[Opening ENTRIES SHOWN section]
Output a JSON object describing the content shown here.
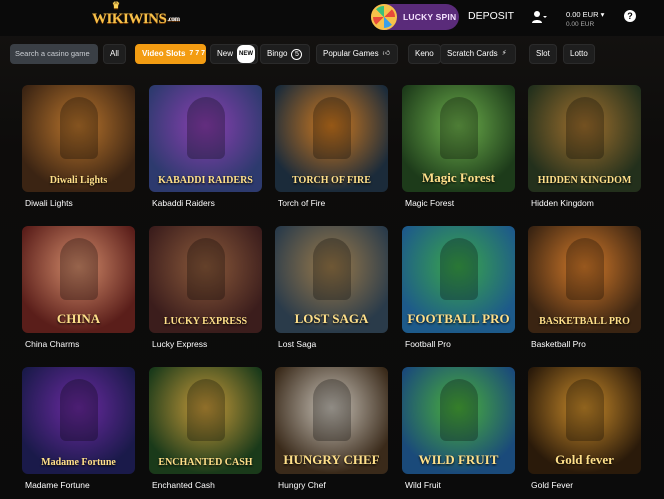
{
  "header": {
    "logo_text": "WIKIWINS",
    "logo_suffix": ".com",
    "lucky_spin_label": "LUCKY SPIN",
    "deposit_label": "DEPOSIT",
    "balance_main": "0.00 EUR",
    "balance_sub": "0.00 EUR",
    "help_label": "?"
  },
  "nav": {
    "search_placeholder": "Search a casino game",
    "categories": [
      "All",
      "Video Slots",
      "New",
      "Bingo",
      "Popular Games",
      "Keno",
      "Scratch Cards",
      "Slot",
      "Lotto"
    ],
    "active_category": "Video Slots"
  },
  "games": [
    {
      "name": "Diwali Lights",
      "art_text": "Diwali Lights",
      "bg1": "#3b2413",
      "bg2": "#b8742c"
    },
    {
      "name": "Kabaddi Raiders",
      "art_text": "KABADDI RAIDERS",
      "bg1": "#2d3a6e",
      "bg2": "#8a3fb0"
    },
    {
      "name": "Torch of Fire",
      "art_text": "TORCH OF FIRE",
      "bg1": "#1b2b3a",
      "bg2": "#d07a1f"
    },
    {
      "name": "Magic Forest",
      "art_text": "Magic Forest",
      "bg1": "#1d3b1a",
      "bg2": "#6cae4b"
    },
    {
      "name": "Hidden Kingdom",
      "art_text": "HIDDEN KINGDOM",
      "bg1": "#23301c",
      "bg2": "#a0702e"
    },
    {
      "name": "China Charms",
      "art_text": "CHINA",
      "bg1": "#5a1e1a",
      "bg2": "#d28b6a"
    },
    {
      "name": "Lucky Express",
      "art_text": "LUCKY EXPRESS",
      "bg1": "#3b1d1c",
      "bg2": "#8b5a3b"
    },
    {
      "name": "Lost Saga",
      "art_text": "LOST SAGA",
      "bg1": "#2a3b4a",
      "bg2": "#9a7a4a"
    },
    {
      "name": "Football Pro",
      "art_text": "FOOTBALL PRO",
      "bg1": "#1d5a8a",
      "bg2": "#3aa64a"
    },
    {
      "name": "Basketball Pro",
      "art_text": "BASKETBALL PRO",
      "bg1": "#3a2412",
      "bg2": "#d37a2a"
    },
    {
      "name": "Madame Fortune",
      "art_text": "Madame Fortune",
      "bg1": "#1a1a4a",
      "bg2": "#6a2aa0"
    },
    {
      "name": "Enchanted Cash",
      "art_text": "ENCHANTED CASH",
      "bg1": "#1a3a1a",
      "bg2": "#c89a3a"
    },
    {
      "name": "Hungry Chef",
      "art_text": "HUNGRY CHEF",
      "bg1": "#3a2a1a",
      "bg2": "#c8c2b8"
    },
    {
      "name": "Wild Fruit",
      "art_text": "WILD FRUIT",
      "bg1": "#1a4a7a",
      "bg2": "#4ab03a"
    },
    {
      "name": "Gold Fever",
      "art_text": "Gold fever",
      "bg1": "#2a1a0a",
      "bg2": "#c88a2a"
    }
  ]
}
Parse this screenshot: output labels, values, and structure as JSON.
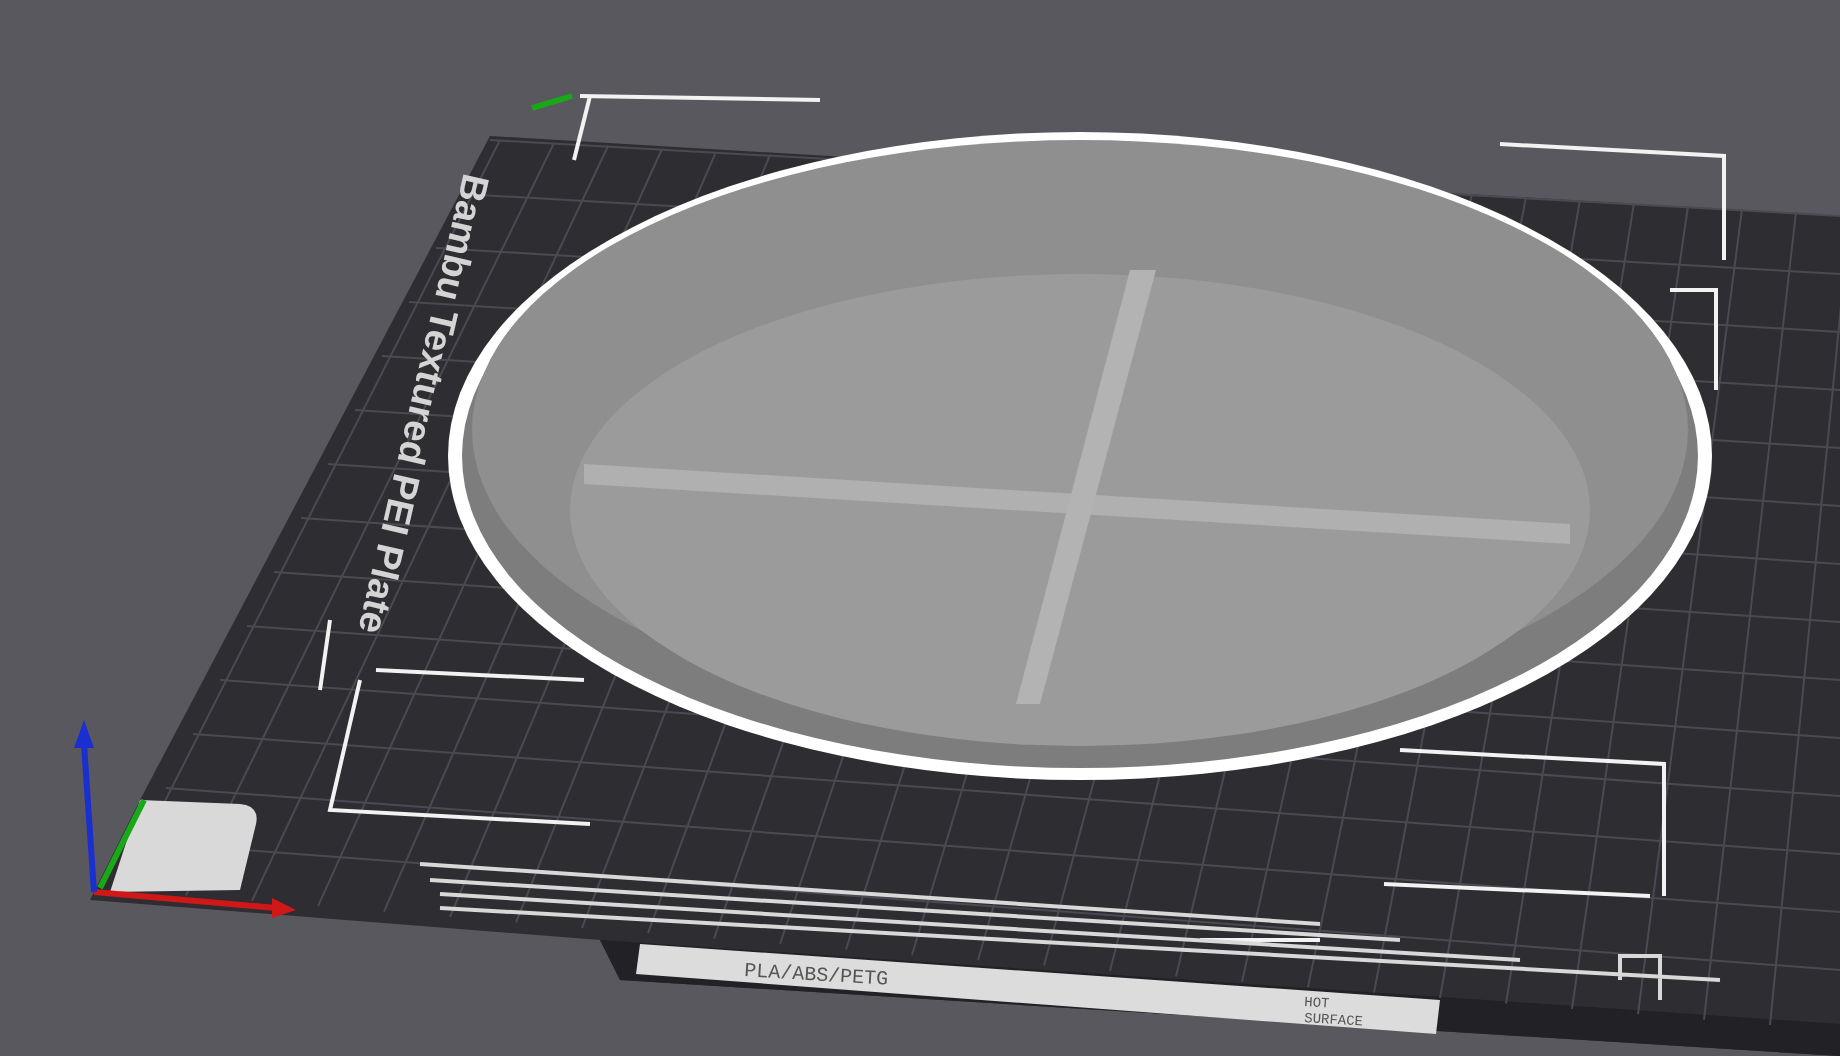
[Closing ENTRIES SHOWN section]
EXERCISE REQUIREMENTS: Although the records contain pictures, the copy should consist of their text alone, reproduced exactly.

REPLY:
Output a JSON object describing the content shown here.
{
  "header": {
    "logo_text": "WIKIWINS",
    "logo_suffix": ".com",
    "lucky_spin_label": "LUCKY SPIN",
    "deposit_label": "DEPOSIT",
    "balance_main": "0.00 EUR",
    "balance_sub": "0.00 EUR",
    "help_label": "?"
  },
  "nav": {
    "search_placeholder": "Search a casino game",
    "categories": [
      "All",
      "Video Slots",
      "New",
      "Bingo",
      "Popular Games",
      "Keno",
      "Scratch Cards",
      "Slot",
      "Lotto"
    ],
    "active_category": "Video Slots"
  },
  "games": [
    {
      "name": "Diwali Lights",
      "art_text": "Diwali Lights",
      "bg1": "#3b2413",
      "bg2": "#b8742c"
    },
    {
      "name": "Kabaddi Raiders",
      "art_text": "KABADDI RAIDERS",
      "bg1": "#2d3a6e",
      "bg2": "#8a3fb0"
    },
    {
      "name": "Torch of Fire",
      "art_text": "TORCH OF FIRE",
      "bg1": "#1b2b3a",
      "bg2": "#d07a1f"
    },
    {
      "name": "Magic Forest",
      "art_text": "Magic Forest",
      "bg1": "#1d3b1a",
      "bg2": "#6cae4b"
    },
    {
      "name": "Hidden Kingdom",
      "art_text": "HIDDEN KINGDOM",
      "bg1": "#23301c",
      "bg2": "#a0702e"
    },
    {
      "name": "China Charms",
      "art_text": "CHINA",
      "bg1": "#5a1e1a",
      "bg2": "#d28b6a"
    },
    {
      "name": "Lucky Express",
      "art_text": "LUCKY EXPRESS",
      "bg1": "#3b1d1c",
      "bg2": "#8b5a3b"
    },
    {
      "name": "Lost Saga",
      "art_text": "LOST SAGA",
      "bg1": "#2a3b4a",
      "bg2": "#9a7a4a"
    },
    {
      "name": "Football Pro",
      "art_text": "FOOTBALL PRO",
      "bg1": "#1d5a8a",
      "bg2": "#3aa64a"
    },
    {
      "name": "Basketball Pro",
      "art_text": "BASKETBALL PRO",
      "bg1": "#3a2412",
      "bg2": "#d37a2a"
    },
    {
      "name": "Madame Fortune",
      "art_text": "Madame Fortune",
      "bg1": "#1a1a4a",
      "bg2": "#6a2aa0"
    },
    {
      "name": "Enchanted Cash",
      "art_text": "ENCHANTED CASH",
      "bg1": "#1a3a1a",
      "bg2": "#c89a3a"
    },
    {
      "name": "Hungry Chef",
      "art_text": "HUNGRY CHEF",
      "bg1": "#3a2a1a",
      "bg2": "#c8c2b8"
    },
    {
      "name": "Wild Fruit",
      "art_text": "WILD FRUIT",
      "bg1": "#1a4a7a",
      "bg2": "#4ab03a"
    },
    {
      "name": "Gold Fever",
      "art_text": "Gold fever",
      "bg1": "#2a1a0a",
      "bg2": "#c88a2a"
    }
  ]
}
Parse this screenshot: output labels, values, and structure as JSON.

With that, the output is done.